[Task item] Read through the data and report every line in which the word "Předpokládané" occurs.

[Records supplied]
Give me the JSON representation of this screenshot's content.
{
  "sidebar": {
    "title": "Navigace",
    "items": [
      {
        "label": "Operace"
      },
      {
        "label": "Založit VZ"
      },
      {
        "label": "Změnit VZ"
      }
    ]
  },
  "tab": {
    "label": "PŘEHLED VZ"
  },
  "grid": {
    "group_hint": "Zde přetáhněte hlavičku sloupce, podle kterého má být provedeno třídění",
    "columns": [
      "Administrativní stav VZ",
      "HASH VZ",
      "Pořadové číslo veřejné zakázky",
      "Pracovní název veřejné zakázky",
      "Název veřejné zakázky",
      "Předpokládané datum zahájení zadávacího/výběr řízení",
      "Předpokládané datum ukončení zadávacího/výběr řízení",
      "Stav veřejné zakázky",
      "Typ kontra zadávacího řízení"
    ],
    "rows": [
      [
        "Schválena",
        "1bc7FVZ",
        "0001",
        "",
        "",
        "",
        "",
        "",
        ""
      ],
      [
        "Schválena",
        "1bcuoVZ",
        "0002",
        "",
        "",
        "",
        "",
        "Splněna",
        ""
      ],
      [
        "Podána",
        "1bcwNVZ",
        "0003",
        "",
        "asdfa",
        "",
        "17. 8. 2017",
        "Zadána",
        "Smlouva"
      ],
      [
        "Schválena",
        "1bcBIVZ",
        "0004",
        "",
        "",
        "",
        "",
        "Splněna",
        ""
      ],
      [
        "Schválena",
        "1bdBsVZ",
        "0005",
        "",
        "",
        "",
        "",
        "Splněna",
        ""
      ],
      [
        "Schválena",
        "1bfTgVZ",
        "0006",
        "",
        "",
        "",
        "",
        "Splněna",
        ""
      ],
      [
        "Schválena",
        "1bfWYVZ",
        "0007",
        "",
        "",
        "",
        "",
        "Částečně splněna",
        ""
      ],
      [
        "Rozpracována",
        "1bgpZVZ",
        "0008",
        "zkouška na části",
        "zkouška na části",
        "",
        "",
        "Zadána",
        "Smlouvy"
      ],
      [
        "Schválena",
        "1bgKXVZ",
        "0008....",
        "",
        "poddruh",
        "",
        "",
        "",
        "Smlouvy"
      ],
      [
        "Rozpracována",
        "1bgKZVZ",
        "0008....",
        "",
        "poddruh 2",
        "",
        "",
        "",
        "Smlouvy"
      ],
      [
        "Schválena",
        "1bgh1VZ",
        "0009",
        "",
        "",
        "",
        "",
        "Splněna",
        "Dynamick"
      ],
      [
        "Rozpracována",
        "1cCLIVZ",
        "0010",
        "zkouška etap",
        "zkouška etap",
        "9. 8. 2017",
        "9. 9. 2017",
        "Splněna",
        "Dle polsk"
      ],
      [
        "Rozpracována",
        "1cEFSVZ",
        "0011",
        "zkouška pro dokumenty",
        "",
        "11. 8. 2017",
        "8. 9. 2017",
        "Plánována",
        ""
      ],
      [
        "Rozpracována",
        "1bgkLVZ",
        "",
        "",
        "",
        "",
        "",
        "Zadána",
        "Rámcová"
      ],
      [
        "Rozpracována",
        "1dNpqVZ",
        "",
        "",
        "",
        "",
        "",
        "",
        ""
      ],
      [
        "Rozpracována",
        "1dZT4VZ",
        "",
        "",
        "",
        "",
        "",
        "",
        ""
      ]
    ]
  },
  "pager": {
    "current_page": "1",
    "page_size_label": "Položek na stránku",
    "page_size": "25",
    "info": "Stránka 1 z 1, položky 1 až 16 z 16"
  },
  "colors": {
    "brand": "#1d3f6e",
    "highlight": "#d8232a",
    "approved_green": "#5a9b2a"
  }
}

[Written answer]
      "Předpokládané datum zahájení zadávacího/výběr řízení",
      "Předpokládané datum ukončení zadávacího/výběr řízení",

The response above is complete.